West News Wire: President Joe Biden suggests that the Saudi foreign minister’s account of the meeting between the president and the kingdom’s crown prince, Mohammed bin Salman (MBS).
Biden was alluding to remarks made by Adel al-Jubeir, who claimed to Fox News that he had not “heard” President accuse MBS explicitly of being responsible for the murder of journalist Jamal Khashoggi during their Friday conversation in Jeddah.
Al-Jubeir said in a Saturday interview with Fox News correspondent Alex Hogan, “I didn’t hear that exact statement.”
Since the founding fathers drafted the constitution, the US has been committed to promoting human rights. The president also noted that this is on the agenda for American leaders.
Upon returning to the White House early on Sunday after his four-day Middle East trip, Biden was asked by reporters if al-Jubeir was telling the truth in recounting his exchange with MBS. Biden pointedly replied: “No.”
Biden, who visited Saudi Arabia, Israel and the occupied West Bank in his first trip to the region as US president, previously told reporters he brought up Khashoggi’s killing at the top of his initial meeting with the Saudi crown prince.
He said he “indicated” to MBS that he held him “personally responsible” for the 2018 killing. He added that MBS repeatedly denied responsibility during their meeting.
Al-Jubeir, in an earlier interview with the Reuters news agency, said Biden “raised the issue and the crown prince responded that this was a painful episode for Saudi Arabia and that it was a terrible mistake”.
The Saudi minister added that Riyadh has taken steps to prevent similar mistakes in the future, while maintaining the long-held stance that the killing was a rogue operation that took place without the knowledge of MBS or any top officials.
The US intelligence community has concluded that MBS had “approved an operation” to capture or kill Khashoggi prior to his murder in the Saudi consulate in Istanbul.
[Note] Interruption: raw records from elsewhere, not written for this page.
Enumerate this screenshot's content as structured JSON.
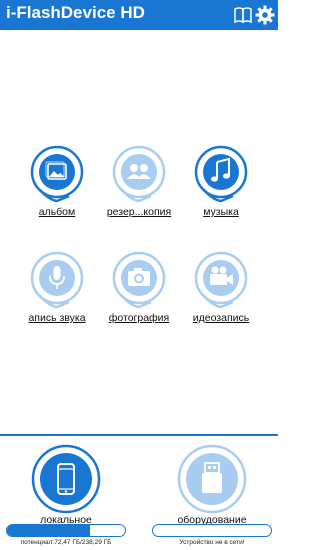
{
  "header": {
    "title": "i-FlashDevice HD",
    "icons": [
      "book-icon",
      "gear-icon"
    ]
  },
  "colors": {
    "primary": "#1976d2",
    "light_ring": "#a9cdf0"
  },
  "tiles": [
    {
      "label": "альбом",
      "icon": "photo-album-icon",
      "active": true
    },
    {
      "label": "резер...копия",
      "icon": "backup-people-icon",
      "active": false
    },
    {
      "label": "музыка",
      "icon": "music-note-icon",
      "active": true
    },
    {
      "label": "апись звука",
      "icon": "microphone-icon",
      "active": false
    },
    {
      "label": "фотография",
      "icon": "camera-icon",
      "active": false
    },
    {
      "label": "идеозапись",
      "icon": "video-camera-icon",
      "active": false
    }
  ],
  "bottom": {
    "local": {
      "label": "локальное",
      "caption": "потенциал:72,47 ГБ/238,29 ГБ",
      "used_fraction": 0.7
    },
    "hardware": {
      "label": "оборудование",
      "caption": "Устройство не в сети!",
      "used_fraction": 0
    }
  }
}
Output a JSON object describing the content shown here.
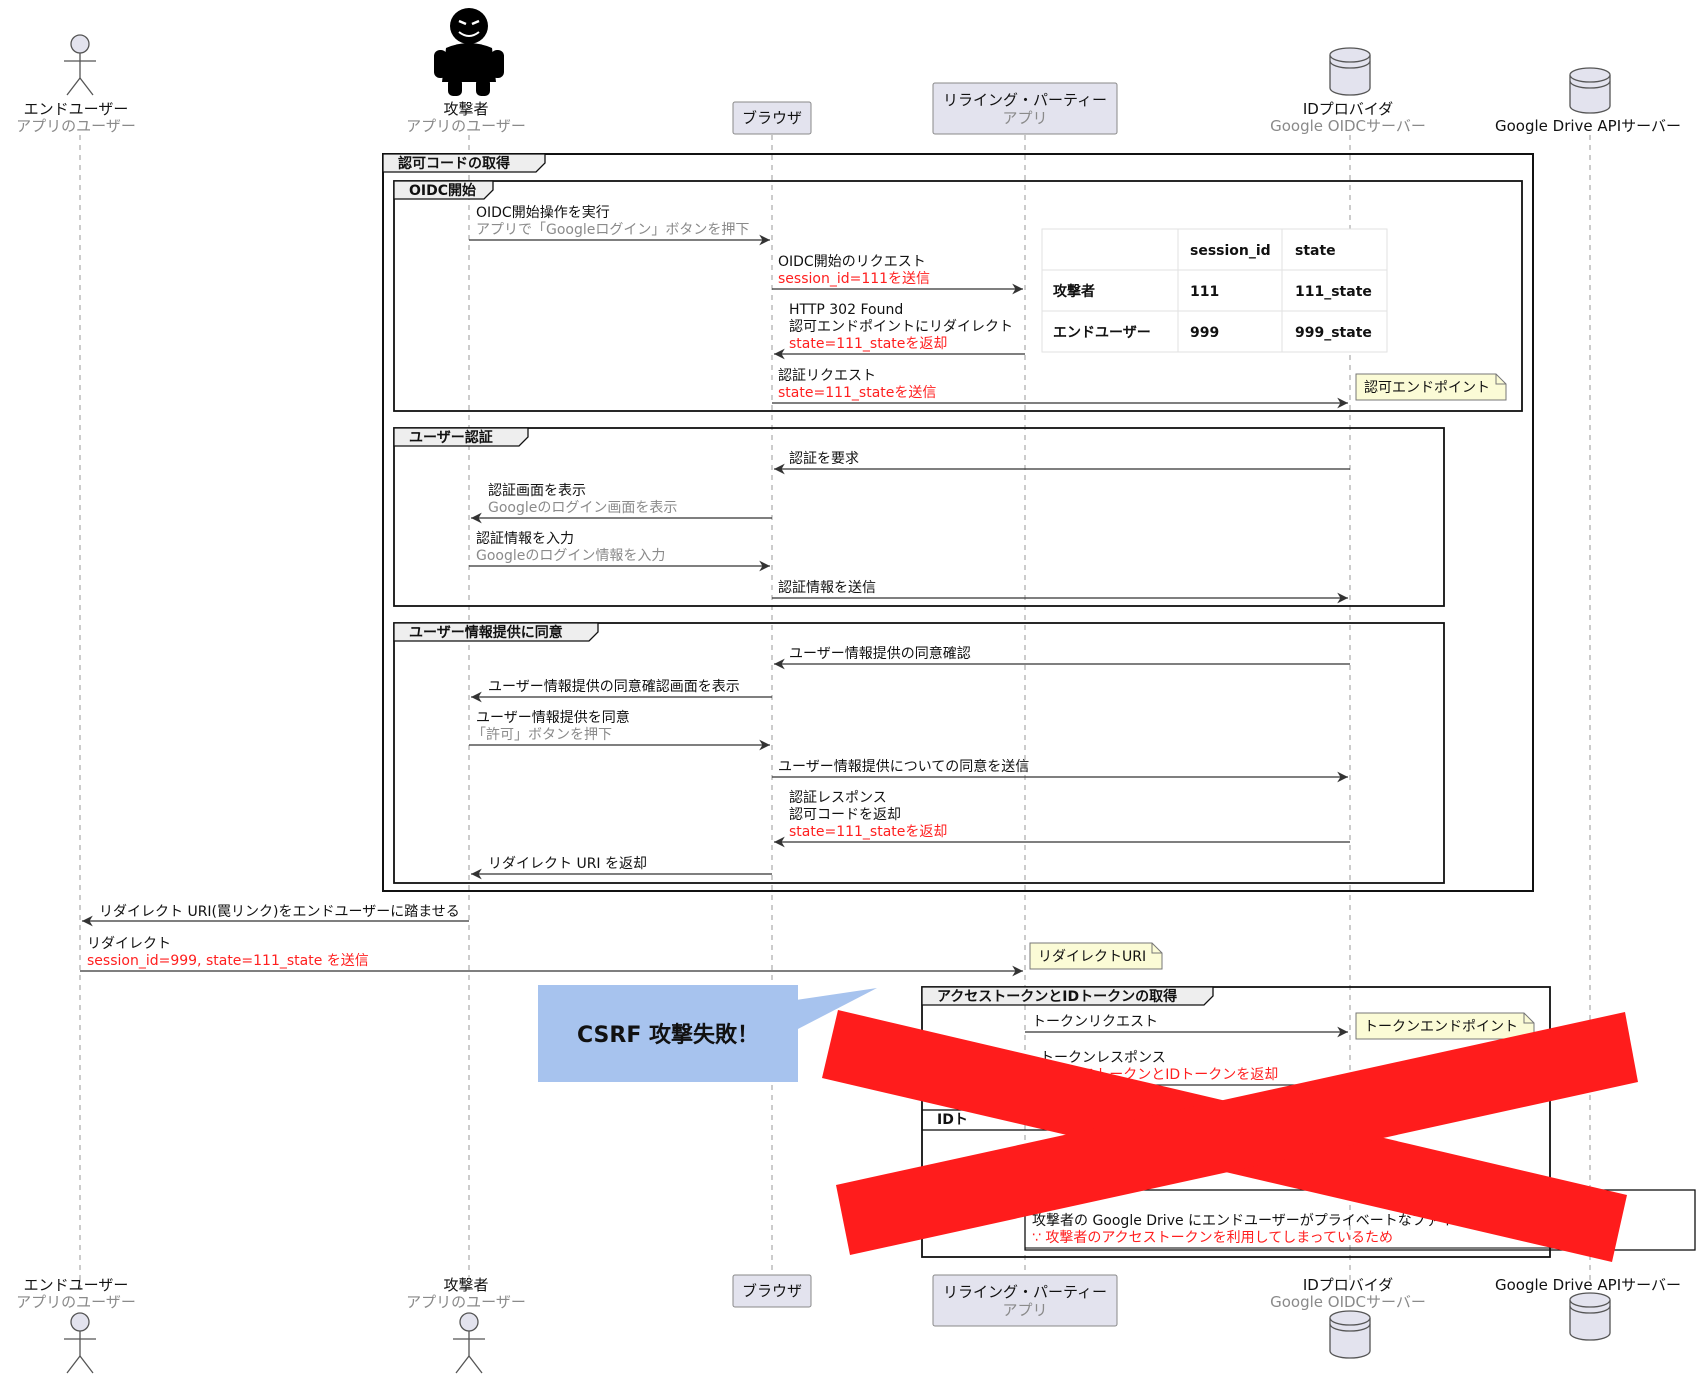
{
  "participants": {
    "enduser": {
      "name": "エンドユーザー",
      "sub": "アプリのユーザー"
    },
    "attacker": {
      "name": "攻撃者",
      "sub": "アプリのユーザー"
    },
    "browser": {
      "name": "ブラウザ"
    },
    "rp": {
      "name": "リライング・パーティー",
      "sub": "アプリ"
    },
    "idp": {
      "name": "IDプロバイダ",
      "sub": "Google OIDCサーバー"
    },
    "gdrive": {
      "name": "Google Drive APIサーバー"
    }
  },
  "groups": {
    "authcode": "認可コードの取得",
    "oidc_start": "OIDC開始",
    "user_auth": "ユーザー認証",
    "consent": "ユーザー情報提供に同意",
    "token": "アクセストークンとIDトークンの取得",
    "idtoken_partial": "IDト"
  },
  "messages": {
    "m1": [
      "OIDC開始操作を実行",
      "アプリで「Googleログイン」ボタンを押下"
    ],
    "m2": [
      "OIDC開始のリクエスト",
      "session_id=111を送信"
    ],
    "m3": [
      "HTTP 302 Found",
      "認可エンドポイントにリダイレクト",
      "state=111_stateを返却"
    ],
    "m4": [
      "認証リクエスト",
      "state=111_stateを送信"
    ],
    "m5": [
      "認証を要求"
    ],
    "m6": [
      "認証画面を表示",
      "Googleのログイン画面を表示"
    ],
    "m7": [
      "認証情報を入力",
      "Googleのログイン情報を入力"
    ],
    "m8": [
      "認証情報を送信"
    ],
    "m9": [
      "ユーザー情報提供の同意確認"
    ],
    "m10": [
      "ユーザー情報提供の同意確認画面を表示"
    ],
    "m11": [
      "ユーザー情報提供を同意",
      "「許可」ボタンを押下"
    ],
    "m12": [
      "ユーザー情報提供についての同意を送信"
    ],
    "m13": [
      "認証レスポンス",
      "認可コードを返却",
      "state=111_stateを返却"
    ],
    "m14": [
      "リダイレクト URI を返却"
    ],
    "m15": [
      "リダイレクト URI(罠リンク)をエンドユーザーに踏ませる"
    ],
    "m16": [
      "リダイレクト",
      "session_id=999, state=111_state を送信"
    ],
    "m17": [
      "トークンリクエスト"
    ],
    "m18": [
      "トークンレスポンス",
      "アクセストークンとIDトークンを返却"
    ],
    "m19": [
      "攻撃者の Google Drive にエンドユーザーがプライベートなファイ",
      "∵ 攻撃者のアクセストークンを利用してしまっているため"
    ]
  },
  "notes": {
    "authz_endpoint": "認可エンドポイント",
    "redirect_uri": "リダイレクトURI",
    "token_endpoint": "トークンエンドポイント"
  },
  "session_table": {
    "headers": [
      "",
      "session_id",
      "state"
    ],
    "rows": [
      [
        "攻撃者",
        "111",
        "111_state"
      ],
      [
        "エンドユーザー",
        "999",
        "999_state"
      ]
    ]
  },
  "callout": "CSRF 攻撃失敗！",
  "colors": {
    "red_text": "#ff1f1f",
    "cross": "#ff1c1c",
    "callout_bg": "#a7c3ee",
    "note_bg": "#fbfbd6",
    "participant_bg": "#e3e3ee"
  }
}
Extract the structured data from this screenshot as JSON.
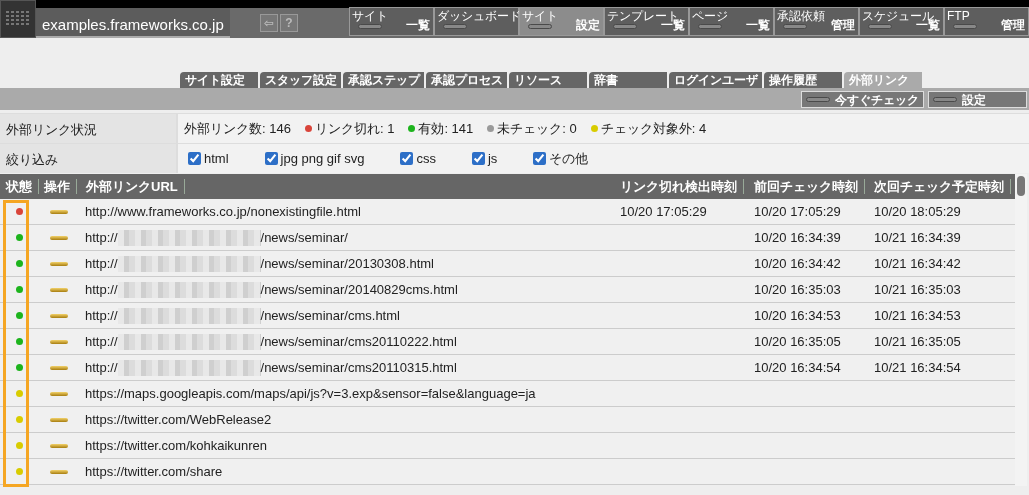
{
  "header": {
    "site_name": "examples.frameworks.co.jp",
    "tools": [
      "⇦",
      "?"
    ],
    "nav": [
      {
        "label": "サイト",
        "action": "一覧",
        "selected": false
      },
      {
        "label": "ダッシュボード",
        "selected": false
      },
      {
        "label": "サイト",
        "action": "設定",
        "selected": true
      },
      {
        "label": "テンプレート",
        "action": "一覧",
        "selected": false
      },
      {
        "label": "ページ",
        "action": "一覧",
        "selected": false
      },
      {
        "label": "承認依頼",
        "action": "管理",
        "selected": false
      },
      {
        "label": "スケジュール",
        "action": "一覧",
        "selected": false
      },
      {
        "label": "FTP",
        "action": "管理",
        "selected": false
      }
    ]
  },
  "tabs": [
    {
      "label": "サイト設定",
      "selected": false
    },
    {
      "label": "スタッフ設定",
      "selected": false
    },
    {
      "label": "承認ステップ",
      "selected": false
    },
    {
      "label": "承認プロセス",
      "selected": false
    },
    {
      "label": "リソース",
      "selected": false
    },
    {
      "label": "辞書",
      "selected": false
    },
    {
      "label": "ログインユーザ",
      "selected": false
    },
    {
      "label": "操作履歴",
      "selected": false
    },
    {
      "label": "外部リンク",
      "selected": true
    }
  ],
  "tab_buttons": [
    "今すぐチェック",
    "設定"
  ],
  "status_row": {
    "label": "外部リンク状況",
    "total": "外部リンク数: 146",
    "counts": [
      {
        "label": "リンク切れ: 1",
        "color": "#d9443a"
      },
      {
        "label": "有効: 141",
        "color": "#1db41d"
      },
      {
        "label": "未チェック: 0",
        "color": "#9a9a9a"
      },
      {
        "label": "チェック対象外: 4",
        "color": "#d8cc00"
      }
    ]
  },
  "filter_row": {
    "label": "絞り込み",
    "options": [
      {
        "label": "html",
        "checked": true
      },
      {
        "label": "jpg png gif svg",
        "checked": true
      },
      {
        "label": "css",
        "checked": true
      },
      {
        "label": "js",
        "checked": true
      },
      {
        "label": "その他",
        "checked": true
      }
    ]
  },
  "table": {
    "columns": [
      "状態",
      "操作",
      "外部リンクURL",
      "リンク切れ検出時刻",
      "前回チェック時刻",
      "次回チェック予定時刻"
    ],
    "rows": [
      {
        "color": "#d9443a",
        "redacted": false,
        "url_head": "http://www.frameworks.co.jp/nonexistingfile.html",
        "broken_at": "10/20 17:05:29",
        "last_check": "10/20 17:05:29",
        "next_check": "10/20 18:05:29"
      },
      {
        "color": "#1db41d",
        "redacted": true,
        "url_head": "http://",
        "url_tail": "/news/seminar/",
        "last_check": "10/20 16:34:39",
        "next_check": "10/21 16:34:39"
      },
      {
        "color": "#1db41d",
        "redacted": true,
        "url_head": "http://",
        "url_tail": "/news/seminar/20130308.html",
        "last_check": "10/20 16:34:42",
        "next_check": "10/21 16:34:42"
      },
      {
        "color": "#1db41d",
        "redacted": true,
        "url_head": "http://",
        "url_tail": "/news/seminar/20140829cms.html",
        "last_check": "10/20 16:35:03",
        "next_check": "10/21 16:35:03"
      },
      {
        "color": "#1db41d",
        "redacted": true,
        "url_head": "http://",
        "url_tail": "/news/seminar/cms.html",
        "last_check": "10/20 16:34:53",
        "next_check": "10/21 16:34:53"
      },
      {
        "color": "#1db41d",
        "redacted": true,
        "url_head": "http://",
        "url_tail": "/news/seminar/cms20110222.html",
        "last_check": "10/20 16:35:05",
        "next_check": "10/21 16:35:05"
      },
      {
        "color": "#1db41d",
        "redacted": true,
        "url_head": "http://",
        "url_tail": "/news/seminar/cms20110315.html",
        "last_check": "10/20 16:34:54",
        "next_check": "10/21 16:34:54"
      },
      {
        "color": "#d8cc00",
        "redacted": false,
        "url_head": "https://maps.googleapis.com/maps/api/js?v=3.exp&sensor=false&language=ja"
      },
      {
        "color": "#d8cc00",
        "redacted": false,
        "url_head": "https://twitter.com/WebRelease2"
      },
      {
        "color": "#d8cc00",
        "redacted": false,
        "url_head": "https://twitter.com/kohkaikunren"
      },
      {
        "color": "#d8cc00",
        "redacted": false,
        "url_head": "https://twitter.com/share"
      }
    ]
  }
}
The latest back-and-forth underscores the continued complexity of Biden’s decision to visit Saudi Arabia, a country he had promised to isolate in the wake of Khashoggi’s killing. That was before rising inflation and sky-high domestic fuel prices, spurred by the Russian invasion of Ukraine in February, pushed Washington closer to leading oil-producing allies such as Riyadh.
On Saturday, MBS said the kingdom would increase per day oil production from 11 million barrels to 13 million, “after which the kingdom will not have any additional capacity to increase production”.
That came as Washington and Riyadh, in a joint statement, pledged to help stabilise global energy markets.
The Biden administration has maintained the trip’s main focus was not oil prices, but to reassure allies that Washington has not turned away from the region and will not leave a power vacuum for Russia, China or Iran.
It has also emphasized that the trip was intended to help efforts to normalize ties between Saudi Arabia and Israel, notably Riyadh’s Friday decision to open its airspace to all commercial aircraft, including those carrying passengers to and from Israel.
The minor improvements and agreements achieved between Washington and Riyadh were welcomed, but it remained uncertain if they would quell concerns that the visit marked a reversal in US foreign policy on human rights.
Biden is still being criticized for giving MBS a fist bump when he arrived in Jeddah. According to Fred Ryan, publisher of the Washington Post, the action “offered MBS the unjustified redemption he has been sorely seeking.”